▶ Task description
Nothing in the records below may change; print them all exactly.

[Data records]
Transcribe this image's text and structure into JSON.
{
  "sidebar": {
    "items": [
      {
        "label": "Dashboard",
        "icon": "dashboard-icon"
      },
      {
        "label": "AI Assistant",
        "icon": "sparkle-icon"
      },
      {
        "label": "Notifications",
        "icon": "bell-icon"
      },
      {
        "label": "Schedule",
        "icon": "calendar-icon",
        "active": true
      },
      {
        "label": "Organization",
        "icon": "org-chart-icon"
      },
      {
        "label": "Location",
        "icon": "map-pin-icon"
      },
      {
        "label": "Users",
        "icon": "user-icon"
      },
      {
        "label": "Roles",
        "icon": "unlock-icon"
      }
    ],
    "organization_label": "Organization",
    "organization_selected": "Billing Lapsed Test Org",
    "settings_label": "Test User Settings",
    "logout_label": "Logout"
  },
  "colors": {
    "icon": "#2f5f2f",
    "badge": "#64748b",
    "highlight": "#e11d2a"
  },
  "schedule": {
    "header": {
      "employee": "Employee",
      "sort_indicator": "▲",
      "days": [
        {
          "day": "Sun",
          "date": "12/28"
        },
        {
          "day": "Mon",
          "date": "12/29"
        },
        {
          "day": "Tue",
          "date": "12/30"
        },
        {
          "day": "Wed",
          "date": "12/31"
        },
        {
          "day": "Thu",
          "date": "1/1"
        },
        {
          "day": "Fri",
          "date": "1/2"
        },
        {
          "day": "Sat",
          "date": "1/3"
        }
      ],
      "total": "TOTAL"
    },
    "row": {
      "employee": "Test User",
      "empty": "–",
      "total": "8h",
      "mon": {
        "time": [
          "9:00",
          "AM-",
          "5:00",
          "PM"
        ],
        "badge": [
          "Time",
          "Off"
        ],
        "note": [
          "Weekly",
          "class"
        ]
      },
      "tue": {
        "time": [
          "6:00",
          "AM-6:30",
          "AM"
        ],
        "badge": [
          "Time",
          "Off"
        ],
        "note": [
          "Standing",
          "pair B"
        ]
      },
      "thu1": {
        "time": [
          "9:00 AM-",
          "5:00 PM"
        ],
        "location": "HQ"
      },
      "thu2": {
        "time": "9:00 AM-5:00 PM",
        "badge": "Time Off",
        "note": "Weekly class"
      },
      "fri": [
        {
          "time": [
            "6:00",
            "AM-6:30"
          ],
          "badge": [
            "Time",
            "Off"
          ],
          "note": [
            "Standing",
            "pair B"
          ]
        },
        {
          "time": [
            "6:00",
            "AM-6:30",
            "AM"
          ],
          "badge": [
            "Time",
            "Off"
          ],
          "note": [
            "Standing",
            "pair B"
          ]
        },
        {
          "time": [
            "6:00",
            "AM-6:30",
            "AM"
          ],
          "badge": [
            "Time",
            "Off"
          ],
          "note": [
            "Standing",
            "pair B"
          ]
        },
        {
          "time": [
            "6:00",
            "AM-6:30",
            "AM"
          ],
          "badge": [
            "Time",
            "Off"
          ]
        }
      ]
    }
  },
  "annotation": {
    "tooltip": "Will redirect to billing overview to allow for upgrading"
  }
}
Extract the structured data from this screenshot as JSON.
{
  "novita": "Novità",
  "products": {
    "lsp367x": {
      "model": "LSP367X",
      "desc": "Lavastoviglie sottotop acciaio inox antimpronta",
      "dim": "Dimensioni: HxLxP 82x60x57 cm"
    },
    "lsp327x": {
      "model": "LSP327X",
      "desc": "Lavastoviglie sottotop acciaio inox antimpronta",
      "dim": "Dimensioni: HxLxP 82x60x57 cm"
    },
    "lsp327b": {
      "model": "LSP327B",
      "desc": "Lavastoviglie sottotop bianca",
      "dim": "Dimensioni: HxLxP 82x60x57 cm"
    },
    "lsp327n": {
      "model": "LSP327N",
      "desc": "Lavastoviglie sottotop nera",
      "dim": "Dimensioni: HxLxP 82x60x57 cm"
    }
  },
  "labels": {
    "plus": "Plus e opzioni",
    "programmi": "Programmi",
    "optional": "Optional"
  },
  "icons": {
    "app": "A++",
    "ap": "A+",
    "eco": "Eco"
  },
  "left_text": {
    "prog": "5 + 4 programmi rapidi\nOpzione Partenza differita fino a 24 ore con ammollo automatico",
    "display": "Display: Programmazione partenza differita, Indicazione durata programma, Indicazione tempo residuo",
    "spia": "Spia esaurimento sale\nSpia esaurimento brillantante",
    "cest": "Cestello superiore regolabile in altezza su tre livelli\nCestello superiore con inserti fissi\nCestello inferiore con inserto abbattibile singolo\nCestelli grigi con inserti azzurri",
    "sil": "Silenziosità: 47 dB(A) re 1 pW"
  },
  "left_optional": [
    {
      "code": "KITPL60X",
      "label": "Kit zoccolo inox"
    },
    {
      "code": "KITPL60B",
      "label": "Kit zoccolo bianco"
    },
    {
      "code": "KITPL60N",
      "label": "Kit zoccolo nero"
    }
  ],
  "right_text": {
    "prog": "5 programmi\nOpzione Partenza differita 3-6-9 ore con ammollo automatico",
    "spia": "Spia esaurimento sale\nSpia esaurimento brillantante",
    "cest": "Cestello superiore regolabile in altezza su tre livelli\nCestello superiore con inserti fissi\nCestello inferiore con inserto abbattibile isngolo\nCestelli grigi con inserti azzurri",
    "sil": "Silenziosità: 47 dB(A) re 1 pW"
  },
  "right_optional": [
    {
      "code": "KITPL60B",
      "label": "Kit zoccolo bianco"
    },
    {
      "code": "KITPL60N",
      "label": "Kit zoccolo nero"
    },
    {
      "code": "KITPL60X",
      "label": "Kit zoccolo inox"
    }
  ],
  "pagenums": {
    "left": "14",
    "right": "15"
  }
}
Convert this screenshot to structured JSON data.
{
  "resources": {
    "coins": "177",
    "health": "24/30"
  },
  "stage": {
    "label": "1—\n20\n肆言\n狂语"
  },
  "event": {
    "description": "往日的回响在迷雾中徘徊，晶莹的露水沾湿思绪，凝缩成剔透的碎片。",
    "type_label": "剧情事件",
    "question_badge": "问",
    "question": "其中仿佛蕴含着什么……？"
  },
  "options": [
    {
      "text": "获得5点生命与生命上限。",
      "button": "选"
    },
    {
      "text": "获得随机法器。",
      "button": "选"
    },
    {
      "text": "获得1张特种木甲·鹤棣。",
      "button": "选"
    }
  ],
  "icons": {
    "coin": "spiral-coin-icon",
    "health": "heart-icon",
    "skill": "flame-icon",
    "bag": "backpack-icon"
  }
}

▶ Your solution
Transcribe this image's text and structure into JSON.
{
  "sidebar": {
    "items": [
      {
        "label": "Dashboard",
        "icon": "dashboard-icon"
      },
      {
        "label": "AI Assistant",
        "icon": "sparkle-icon"
      },
      {
        "label": "Notifications",
        "icon": "bell-icon"
      },
      {
        "label": "Schedule",
        "icon": "calendar-icon",
        "active": true
      },
      {
        "label": "Organization",
        "icon": "org-chart-icon"
      },
      {
        "label": "Location",
        "icon": "map-pin-icon"
      },
      {
        "label": "Users",
        "icon": "user-icon"
      },
      {
        "label": "Roles",
        "icon": "unlock-icon"
      }
    ],
    "organization_label": "Organization",
    "organization_selected": "Billing Lapsed Test Org",
    "settings_label": "Test User Settings",
    "logout_label": "Logout"
  },
  "colors": {
    "icon": "#2f5f2f",
    "badge": "#64748b",
    "highlight": "#e11d2a"
  },
  "schedule": {
    "header": {
      "employee": "Employee",
      "sort_indicator": "▲",
      "days": [
        {
          "day": "Sun",
          "date": "12/28"
        },
        {
          "day": "Mon",
          "date": "12/29"
        },
        {
          "day": "Tue",
          "date": "12/30"
        },
        {
          "day": "Wed",
          "date": "12/31"
        },
        {
          "day": "Thu",
          "date": "1/1"
        },
        {
          "day": "Fri",
          "date": "1/2"
        },
        {
          "day": "Sat",
          "date": "1/3"
        }
      ],
      "total": "TOTAL"
    },
    "row": {
      "employee": "Test User",
      "empty": "–",
      "total": "8h",
      "mon": {
        "time": [
          "9:00",
          "AM-",
          "5:00",
          "PM"
        ],
        "badge": [
          "Time",
          "Off"
        ],
        "note": [
          "Weekly",
          "class"
        ]
      },
      "tue": {
        "time": [
          "6:00",
          "AM-6:30",
          "AM"
        ],
        "badge": [
          "Time",
          "Off"
        ],
        "note": [
          "Standing",
          "pair B"
        ]
      },
      "thu1": {
        "time": [
          "9:00 AM-",
          "5:00 PM"
        ],
        "location": "HQ"
      },
      "thu2": {
        "time": "9:00 AM-5:00 PM",
        "badge": "Time Off",
        "note": "Weekly class"
      },
      "fri": [
        {
          "time": [
            "6:00",
            "AM-6:30"
          ],
          "badge": [
            "Time",
            "Off"
          ],
          "note": [
            "Standing",
            "pair B"
          ]
        },
        {
          "time": [
            "6:00",
            "AM-6:30",
            "AM"
          ],
          "badge": [
            "Time",
            "Off"
          ],
          "note": [
            "Standing",
            "pair B"
          ]
        },
        {
          "time": [
            "6:00",
            "AM-6:30",
            "AM"
          ],
          "badge": [
            "Time",
            "Off"
          ],
          "note": [
            "Standing",
            "pair B"
          ]
        },
        {
          "time": [
            "6:00",
            "AM-6:30",
            "AM"
          ],
          "badge": [
            "Time",
            "Off"
          ]
        }
      ]
    }
  },
  "annotation": {
    "tooltip": "Will redirect to billing overview to allow for upgrading"
  }
}
Extract the structured data from this screenshot as JSON.
{
  "novita": "Novità",
  "products": {
    "lsp367x": {
      "model": "LSP367X",
      "desc": "Lavastoviglie sottotop acciaio inox antimpronta",
      "dim": "Dimensioni: HxLxP 82x60x57 cm"
    },
    "lsp327x": {
      "model": "LSP327X",
      "desc": "Lavastoviglie sottotop acciaio inox antimpronta",
      "dim": "Dimensioni: HxLxP 82x60x57 cm"
    },
    "lsp327b": {
      "model": "LSP327B",
      "desc": "Lavastoviglie sottotop bianca",
      "dim": "Dimensioni: HxLxP 82x60x57 cm"
    },
    "lsp327n": {
      "model": "LSP327N",
      "desc": "Lavastoviglie sottotop nera",
      "dim": "Dimensioni: HxLxP 82x60x57 cm"
    }
  },
  "labels": {
    "plus": "Plus e opzioni",
    "programmi": "Programmi",
    "optional": "Optional"
  },
  "icons": {
    "app": "A++",
    "ap": "A+",
    "eco": "Eco"
  },
  "left_text": {
    "prog": "5 + 4 programmi rapidi\nOpzione Partenza differita fino a 24 ore con ammollo automatico",
    "display": "Display: Programmazione partenza differita, Indicazione durata programma, Indicazione tempo residuo",
    "spia": "Spia esaurimento sale\nSpia esaurimento brillantante",
    "cest": "Cestello superiore regolabile in altezza su tre livelli\nCestello superiore con inserti fissi\nCestello inferiore con inserto abbattibile singolo\nCestelli grigi con inserti azzurri",
    "sil": "Silenziosità: 47 dB(A) re 1 pW"
  },
  "left_optional": [
    {
      "code": "KITPL60X",
      "label": "Kit zoccolo inox"
    },
    {
      "code": "KITPL60B",
      "label": "Kit zoccolo bianco"
    },
    {
      "code": "KITPL60N",
      "label": "Kit zoccolo nero"
    }
  ],
  "right_text": {
    "prog": "5 programmi\nOpzione Partenza differita 3-6-9 ore con ammollo automatico",
    "spia": "Spia esaurimento sale\nSpia esaurimento brillantante",
    "cest": "Cestello superiore regolabile in altezza su tre livelli\nCestello superiore con inserti fissi\nCestello inferiore con inserto abbattibile isngolo\nCestelli grigi con inserti azzurri",
    "sil": "Silenziosità: 47 dB(A) re 1 pW"
  },
  "right_optional": [
    {
      "code": "KITPL60B",
      "label": "Kit zoccolo bianco"
    },
    {
      "code": "KITPL60N",
      "label": "Kit zoccolo nero"
    },
    {
      "code": "KITPL60X",
      "label": "Kit zoccolo inox"
    }
  ],
  "pagenums": {
    "left": "14",
    "right": "15"
  }
}
Convert this screenshot to structured JSON data.
{
  "resources": {
    "coins": "177",
    "health": "24/30"
  },
  "stage": {
    "label": "1—\n20\n肆言\n狂语"
  },
  "event": {
    "description": "往日的回响在迷雾中徘徊，晶莹的露水沾湿思绪，凝缩成剔透的碎片。",
    "type_label": "剧情事件",
    "question_badge": "问",
    "question": "其中仿佛蕴含着什么……？"
  },
  "options": [
    {
      "text": "获得5点生命与生命上限。",
      "button": "选"
    },
    {
      "text": "获得随机法器。",
      "button": "选"
    },
    {
      "text": "获得1张特种木甲·鹤棣。",
      "button": "选"
    }
  ],
  "icons": {
    "coin": "spiral-coin-icon",
    "health": "heart-icon",
    "skill": "flame-icon",
    "bag": "backpack-icon"
  }
}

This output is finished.